1. The best growth strategy for an entrepreneurial venture or a small business is a well-planned
one. What is your interpretation of this statement? Do you agree? Make two columns with one
column listing the reasons why this is a good description of a growth strategy and the other
listing reasons why it isn’t.
2. Why is it so difficult for many small business owners and entrepreneurs to raise the capital
needed to start, operate, and expand their ventures?
3. In the article evaluations, one of your classmates questioned whether small and family-owned
Do businesses really need to practice supply chain management? Is supply change management an
important activity for small and family-owned businesses?
4. What did you learn in/from this class? (small business management, the difference between an
entrepreneur and a small business owner, why is it important to have a business plan, type of
entity to choose…)
Case Analysis: A Fading Dream?
What recommendations would you make to the Greenbergs?
Ed and Nancy Greenberg, both retired school teachers, did what thousands of
Americans dream of doing every time they stay at a quaint bed and breakfast (B& B)
inn: They took their pensions and bought an inn of their own. The Greenbergs own
and operate the Admiral Peary House, once the residence of the man who first
trekked to the North Pole and now a charming five-bedroom bed and breakfast inn
located in Fryeburg, Maine (population 1,580). Each newly remodeled room in the
circa 1865 house is spacious, with an adjoining sitting room and a private bath.
Amenities include a basket of toiletries, a journal for guests to write in, a free
homemade breakfast, and lots of individual attention. " People want B& Bs to be
personal," says Nancy. " Otherwise, they'd choose a hotel." Outside, guests can
enjoy an outdoor hot tub, clay tennis courts, nearby lakes and snow skiing, and a
golf course just 15 minutes away. Room rates vary from $70 to $118 per night,
depending on the season. (Rates are highest in the fall foliage season and are
lowest in the winter.)
Although sales have grown steadily since the inn opened, its occupancy rate
averages just 20 percent. By comparison, the typical New England inn's occupancy
rate is twice that of Admiral Peary. During a recent winter, business was so
slow (nonexistent) that the Greenbergs closed the inn and took a five-week Florida
vacation. Annual revenues for the inn have never exceeded $31,000; the average
in of this size produces revenues of $75,000 a year. The largest profit the
Greenbergs have earned is just $3,100, although industry studies suggest that a
B& B the size of Admiral Peary should be able to produce an annual profit of
about $37,000, more than ten times greater. The Greenbergs continue to live off of
their savings. "But we're pretty confident we'll make it," says Ed. "We're getting
very positive feedback from our guests, and we already have 34 reservations
booked for next summer and fall." Customer satisfaction appears to be high; about
40 percent of the Greenberg's business is from repeat customers, compared to an
average of just 17 percent for inns this size.
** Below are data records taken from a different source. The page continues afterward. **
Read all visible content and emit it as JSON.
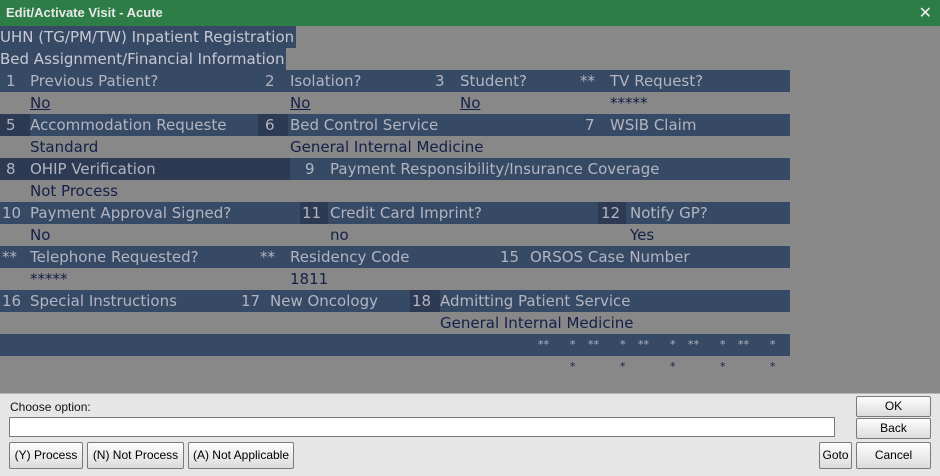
{
  "window": {
    "title": "Edit/Activate Visit - Acute",
    "close_glyph": "✕"
  },
  "screen": {
    "header1": "UHN (TG/PM/TW) Inpatient Registration",
    "header2": "Bed Assignment/Financial Information",
    "row1": {
      "n1": "1",
      "f1": "Previous Patient?",
      "v1": "No",
      "n2": "2",
      "f2": "Isolation?",
      "v2": "No",
      "n3": "3",
      "f3": "Student?",
      "v3": "No",
      "n4": "**",
      "f4": "TV Request?",
      "v4": "*****"
    },
    "row2": {
      "n1": "5",
      "f1": "Accommodation Requeste",
      "v1": "Standard",
      "n2": "6",
      "f2": "Bed Control Service",
      "v2": "General Internal Medicine",
      "n3": "7",
      "f3": "WSIB Claim",
      "v3": ""
    },
    "row3": {
      "n1": "8",
      "f1": "OHIP Verification",
      "v1": "Not Process",
      "n2": "9",
      "f2": "Payment Responsibility/Insurance Coverage",
      "v2": ""
    },
    "row4": {
      "n1": "10",
      "f1": "Payment Approval Signed?",
      "v1": "No",
      "n2": "11",
      "f2": "Credit Card Imprint?",
      "v2": "no",
      "n3": "12",
      "f3": "Notify GP?",
      "v3": "Yes"
    },
    "row5": {
      "n1": "**",
      "f1": "Telephone Requested?",
      "v1": "*****",
      "n2": "**",
      "f2": "Residency Code",
      "v2": "1811",
      "n3": "15",
      "f3": "ORSOS Case Number",
      "v3": ""
    },
    "row6": {
      "n1": "16",
      "f1": "Special Instructions",
      "v1": "",
      "n2": "17",
      "f2": "New Oncology",
      "v2": "",
      "n3": "18",
      "f3": "Admitting Patient Service",
      "v3": "General Internal Medicine"
    },
    "row7": {
      "labels": [
        "**",
        "*",
        "**",
        "*",
        "**",
        "*",
        "**",
        "*",
        "**",
        "*"
      ],
      "values": [
        "*",
        "*",
        "*",
        "*",
        "*"
      ]
    }
  },
  "prompt": {
    "label": "Choose option:",
    "input_value": "",
    "options": [
      "(Y) Process",
      "(N) Not Process",
      "(A) Not Applicable"
    ],
    "ok": "OK",
    "back": "Back",
    "goto": "Goto",
    "cancel": "Cancel"
  }
}
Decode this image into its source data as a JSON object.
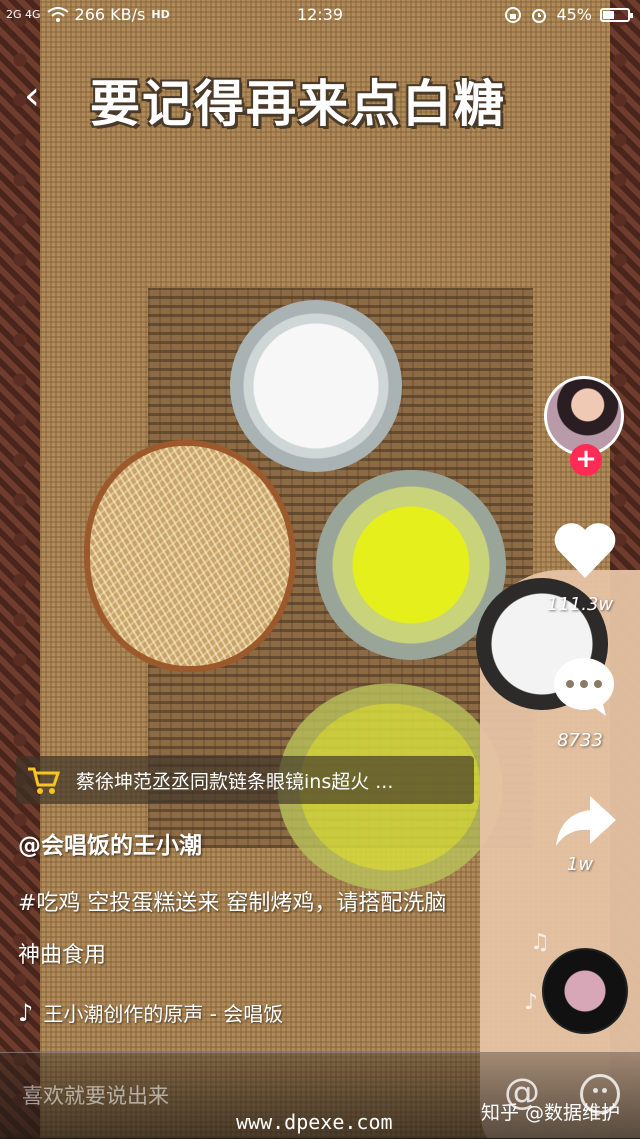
{
  "status_bar": {
    "network": "2G 4G",
    "speed": "266 KB/s",
    "hd": "HD",
    "time": "12:39",
    "battery": "45%",
    "battery_level": 0.45
  },
  "video": {
    "title": "要记得再来点白糖"
  },
  "actions": {
    "likes": "111.3w",
    "comments": "8733",
    "shares": "1w",
    "follow": "+"
  },
  "product": {
    "text": "蔡徐坤范丞丞同款链条眼镜ins超火 ..."
  },
  "post": {
    "author": "@会唱饭的王小潮",
    "description": "#吃鸡 空投蛋糕送来 窑制烤鸡，请搭配洗脑神曲食用",
    "music": "王小潮创作的原声 - 会唱饭"
  },
  "comment_bar": {
    "placeholder": "喜欢就要说出来",
    "at": "@"
  },
  "watermarks": {
    "left": "www.dpexe.com",
    "right": "知乎 @数据维护"
  },
  "icons": [
    "back-arrow-icon",
    "cart-icon",
    "heart-icon",
    "comment-icon",
    "share-icon",
    "music-note-icon",
    "emoji-icon"
  ],
  "colors": {
    "follow_button": "#fe2c55",
    "product_bar": "#3c3228"
  }
}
For the past three years, the Admiral
Peary House has earned a " A+ Excellent" rating from the American Bed and
Breakfast Association, which grants such status to only 15 percent of its 470
members. The Greenbergs, who run the B& B without any employees, are
surprised by the low sales but admit that they did no research before moving to
Fryeburg to open the inn.
To attract customers, the Greenbergs rely on word-of-mouth referrals from existing
customers, brochures placed in six tourist information booths throughout Maine,
and ads touting their inn as a country oasis for travelers to Boston or Portland who
want to explore New England. Recently, the couple teamed up in a cooperative
advertising campaign with seven other inns to run an ad in an annual tourist
publication that drew about 20 reservations, they think. " We're not very careful
about keeping track of how our guests find us," Ed admits.
As their savings dwindle, the Greenbergs fear that they will be forced to close the
inn unless sales pick up within the next two years. " For now," says Ed, "we're
hanging on and hoping that the inn continues to grow slowly as word spreads."